Scientist of the Day - Frederick Soddy
Frederick Soddy, an English chemist, was born Sep. 2, 1877, just one day after yesterday's Scientist of the Day, Francis Aston, another English chemist. In 1900, Soddy, who was then teaching at McGill University in Canada, was shanghaied by Ernest Rutherford to investigate the radioactivity of thorium (this was just 2 years after the Curies had discovered radium). It was Soddy who discovered that radium is a product of the disintegration of uranium (third image), and that radioactive decay produces helium gas as a byproduct (because the emitted alpha particles, which are basically helium ions, will turn into helium gas when they acquire electrons). Soddy also determined that radioactive decay produces almost a million times more energy than a chemical reaction. When this appeared in his book, The Interpretation of Radium (1909), it was read by H. G. Wells, who was inspired to write The World Set Free (1914), the first book to suggest the potential for humankind of nuclear energy.

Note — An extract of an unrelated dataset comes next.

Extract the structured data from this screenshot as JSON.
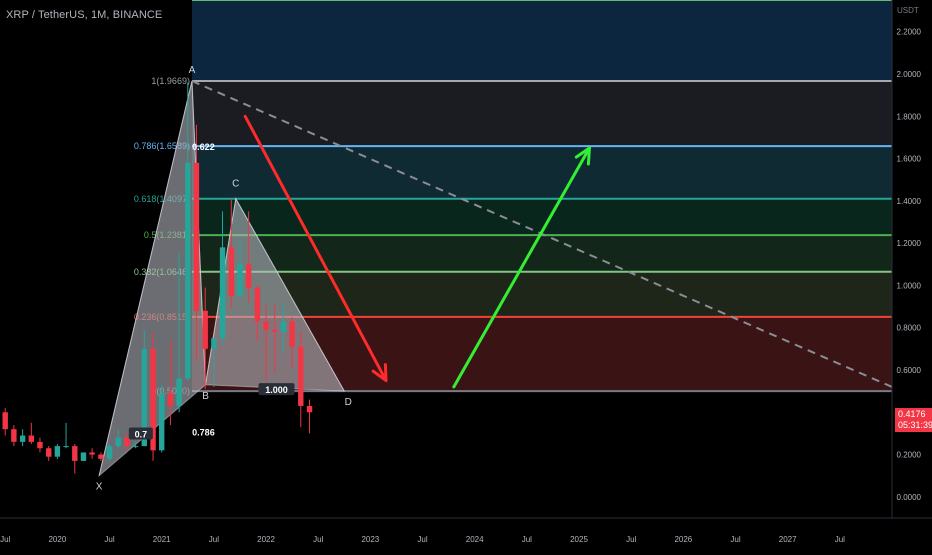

Since yesterday we celebrated the birthday of Francis Aston, who first identified many isotopes, it seems appropriate to mention that Soddy coined the word “isotope” in 1913, before any had even been isolated. He realized that there are some 40 different elements that had been identified as being produced by radioactive decay, but that there were only 11 places on the periodic table between uranium and lead. Hence, some of these elements had to be in the "same place" (which is what "isotope” means). "For his contributions to our knowledge of the chemistry of radioactive substances, and his investigations into the origin and nature of isotopes", Soddy received the Nobel Prize in Chemistry in 1921. Aston may have been Soddy's senior by one day, but Soddy beat him to the Nobel Prize by one year.
We have two editions of Soddy's Interpretation of Radium in the Library—the first edition of 1909, and a second of 1920. Three images above are taken from the 1909 edition: the title page; a view of the laboratory set-up that allowed Soddy to discover that radioactive decay yields helium gas (third image), and a chart showing the decay of uranium into radium (fourth image). The other images show Soddy at work in the lab at Glasgow, where he had moved in 1904 (first image), and a studio portrait of Soddy when he was at McGill (fifth image).
Dr. William B. Ashworth, Jr., Consultant for the History of Science, Linda Hall Library and Associate Professor, Department of History, University of Missouri-Kansas City. Comments or corrections are welcome; please direct to email@example.com.